It’s this lifestyle shift that fuelled the growth of bralettes in the past five years, and that’s now popularising products like Knix’ pullover bra that consumers wear under shirts and blouses as well as for working out. Aerie was an early adopter of the bralette, and now looks to categories like leggings, swimwear and fleece as growth drivers for the brand, according to Jen Foyle, Aerie's global brand president.
“I don’t need Madonna pointy boobs,” said Erika Spadafora, an accounting associate in Bucks County, Penn., who buys sports bras from Adidas and Lululemon. “[Sports bras and bralettes] don’t have weird cup padding and they’re not going to make size D boobs look even bigger.”
Few have an intimate relationship with their underwear
Spadafora, 33, recently discovered Cuup, a direct-to-consumer brand that sells $68 mesh bras and $18 briefs. Within two months of ordering her first bra, she bought two more. She was so jazzed about the brand, she said, that she attended an out-of-town pop-up event.
“The initial leap is always a risk,” Spadafora said. “But once I find out it’s good quality and good fit, I’ll definitely come back.”
For underwear, though, Spadafora isn’t so picky, and she’s not alone in that.
Once I find out it’s good quality and good fit, I’ll definitely come back.
“Underwear has always been more of an impulse purchase,” said B. Riley analyst Susan Anderson. “You’re not going to stores to buy underwear specifically.”
But Cami Tellez, the 22-year-old founder and CEO of Parade, is hoping that low prices and cheap shipping will create loyal customers.
So far, 15 percent of Parade shoppers have come back in the first 30 days.
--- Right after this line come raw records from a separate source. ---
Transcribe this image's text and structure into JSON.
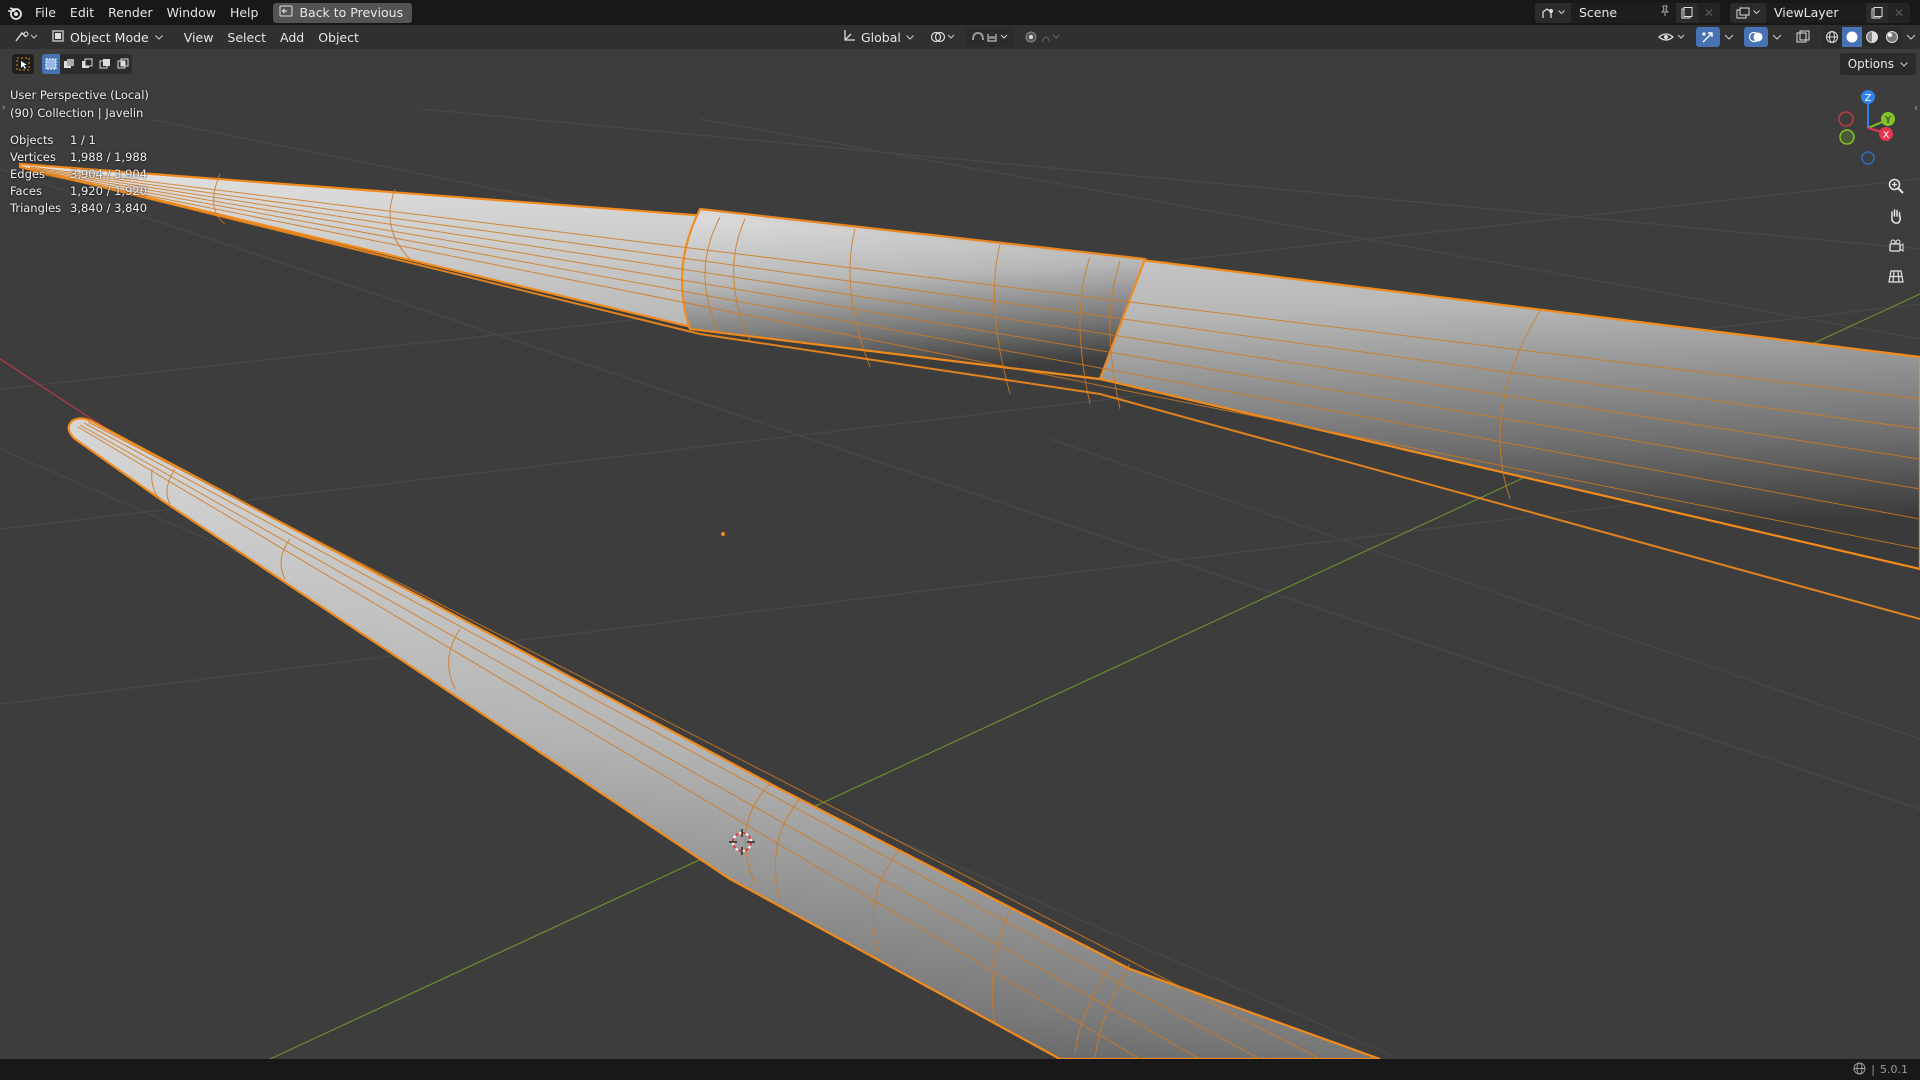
{
  "menubar": {
    "items": [
      "File",
      "Edit",
      "Render",
      "Window",
      "Help"
    ],
    "back_button": "Back to Previous",
    "scene_name": "Scene",
    "view_layer": "ViewLayer"
  },
  "header": {
    "mode": "Object Mode",
    "menus": [
      "View",
      "Select",
      "Add",
      "Object"
    ],
    "orientation": "Global",
    "options_label": "Options"
  },
  "overlay": {
    "perspective": "User Perspective (Local)",
    "collection": "(90) Collection | Javelin"
  },
  "stats": [
    {
      "label": "Objects",
      "value": "1 / 1"
    },
    {
      "label": "Vertices",
      "value": "1,988 / 1,988"
    },
    {
      "label": "Edges",
      "value": "3,904 / 3,904"
    },
    {
      "label": "Faces",
      "value": "1,920 / 1,920"
    },
    {
      "label": "Triangles",
      "value": "3,840 / 3,840"
    }
  ],
  "gizmo": {
    "z": "Z",
    "y": "Y",
    "x": "X"
  },
  "status": {
    "version": "5.0.1"
  },
  "colors": {
    "accent": "#4772b3",
    "selection_orange": "#f28a1c",
    "axis_x": "#e8344e",
    "axis_y": "#83c22a",
    "axis_z": "#2f83e8"
  },
  "icons": [
    "blender-logo-icon",
    "back-icon",
    "scene-icon",
    "pin-icon",
    "new-scene-icon",
    "view-layer-icon",
    "editor-type-icon",
    "object-mode-icon",
    "orientation-icon",
    "pivot-icon",
    "snap-icon",
    "proportional-icon",
    "visibility-icon",
    "gizmo-icon",
    "overlay-icon",
    "xray-icon",
    "wireframe-shading-icon",
    "solid-shading-icon",
    "material-shading-icon",
    "rendered-shading-icon",
    "zoom-icon",
    "pan-hand-icon",
    "camera-view-icon",
    "ortho-grid-icon",
    "language-icon"
  ]
}
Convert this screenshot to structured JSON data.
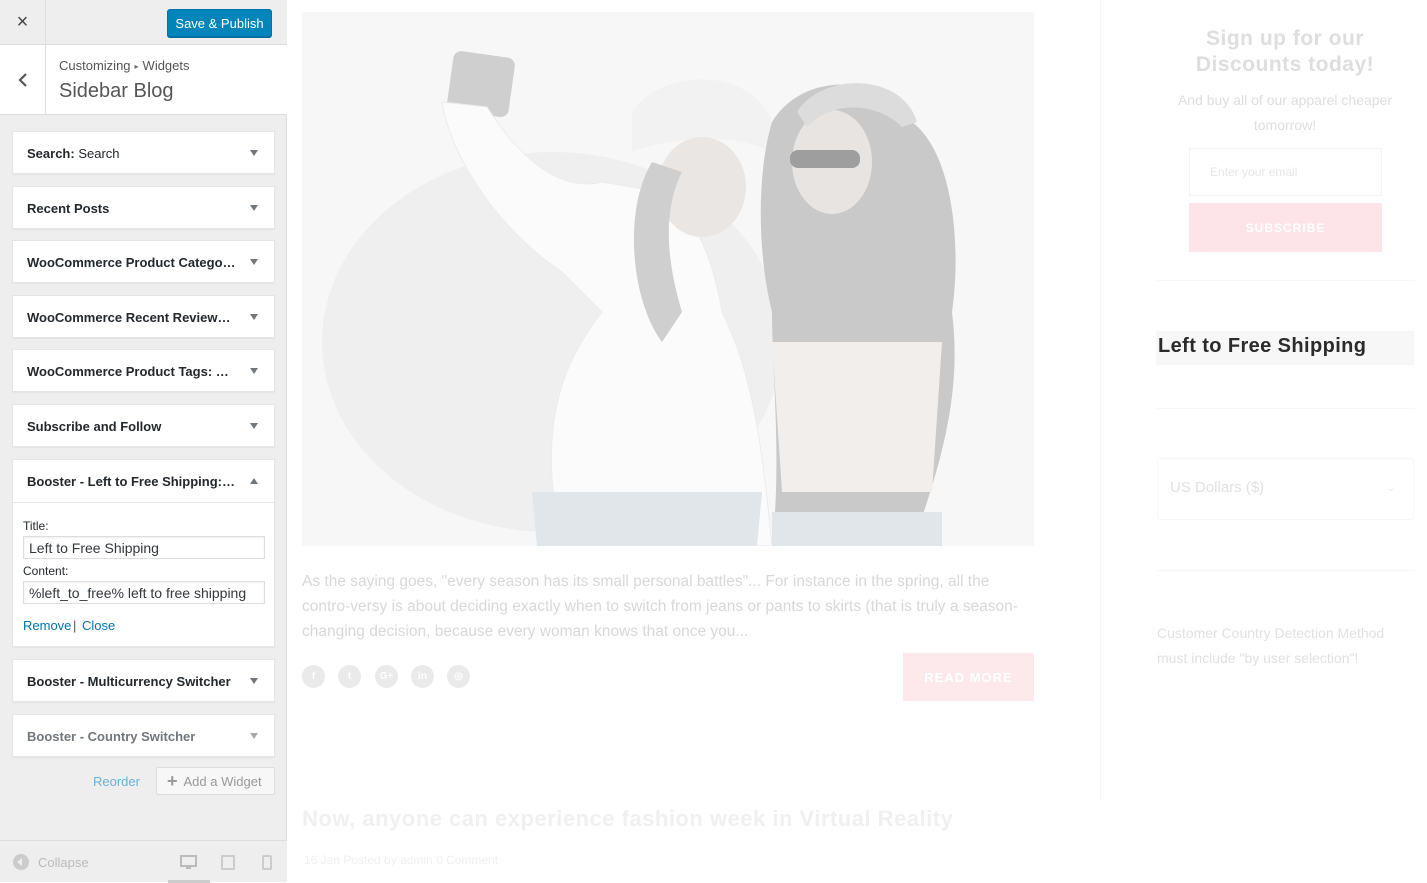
{
  "topbar": {
    "close_icon": "×",
    "publish_label": "Save & Publish"
  },
  "header": {
    "breadcrumb_root": "Customizing",
    "breadcrumb_sep": "▸",
    "breadcrumb_section": "Widgets",
    "title": "Sidebar Blog"
  },
  "widgets": [
    {
      "title": "Search:",
      "subtitle": "Search"
    },
    {
      "title": "Recent Posts",
      "subtitle": ""
    },
    {
      "title": "WooCommerce Product Categor...",
      "subtitle": ""
    },
    {
      "title": "WooCommerce Recent Reviews: ...",
      "subtitle": ""
    },
    {
      "title": "WooCommerce Product Tags: Pr...",
      "subtitle": ""
    },
    {
      "title": "Subscribe and Follow",
      "subtitle": ""
    },
    {
      "title": "Booster - Left to Free Shipping: L...",
      "subtitle": ""
    },
    {
      "title": "Booster - Multicurrency Switcher",
      "subtitle": ""
    },
    {
      "title": "Booster - Country Switcher",
      "subtitle": ""
    }
  ],
  "open_widget": {
    "title_label": "Title:",
    "title_value": "Left to Free Shipping",
    "content_label": "Content:",
    "content_value": "%left_to_free% left to free shipping",
    "remove_label": "Remove",
    "link_sep": "|",
    "close_label": "Close"
  },
  "actions": {
    "reorder_label": "Reorder",
    "add_widget_label": "Add a Widget",
    "add_icon": "+"
  },
  "footer": {
    "collapse_label": "Collapse"
  },
  "preview": {
    "excerpt": "As the saying goes, \"every season has its small personal battles\"... For instance in the spring, all the contro-versy is about deciding exactly when to switch from jeans or pants to skirts (that is truly a season-changing decision, because every woman knows that once you...",
    "social_icons": [
      "f",
      "t",
      "G+",
      "in",
      "◎"
    ],
    "read_more": "READ MORE",
    "post2_title": "Now, anyone can experience fashion week in Virtual Reality",
    "post2_meta": "16 Jan Posted by admin 0 Comment",
    "signup_title": "Sign up for our Discounts today!",
    "signup_text": "And buy all of our apparel cheaper tomorrow!",
    "email_placeholder": "Enter your email",
    "subscribe_label": "SUBSCRIBE",
    "shipping_title": "Left to Free Shipping",
    "currency_value": "US Dollars ($)",
    "country_note": "Customer Country Detection Method must include \"by user selection\"!"
  },
  "colors": {
    "primary_button": "#0085ba",
    "link": "#0073aa",
    "accent_pink": "#fde4e8"
  }
}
Tellez is also hoping that by capturing a younger demographic — ages 18 to 30 — these customers will stay with the brand for the long run.
“They're building a relationship with a brand that's going to last them for the next five to 10 years,” Tellez said. “And this is what makes this category so compelling: Loyalty is embedded in the DNA of how women interact with the product.”
Others see subscriptions as a way to build loyalty. Spadafora uses a service called Booty Bag that sends her two pairs a month for $15.
“It’s not the best but if my Victoria’s Secret underwear is going to fall apart anyway, I might as well try this,” she said.
MeUndies offers a monthly subscription where members can buy items at lower prices than what's offered at retail. With 1.5 million customers, most of who purchase multiple times, MeUndies is expected to reach $100 million in sales this year, according to Shokrian.
That figure is tiny compared to Victoria’s Secret or Hanes, but these young brands see an upside.
“If you think of Hanes for instance, they’re 100-years-old,” Shokrian said. “Jockey is -years-old. VS has been around for 40 years. So the fact that in our eight years we’ve been able to reach half a percent of share is just the beginning.”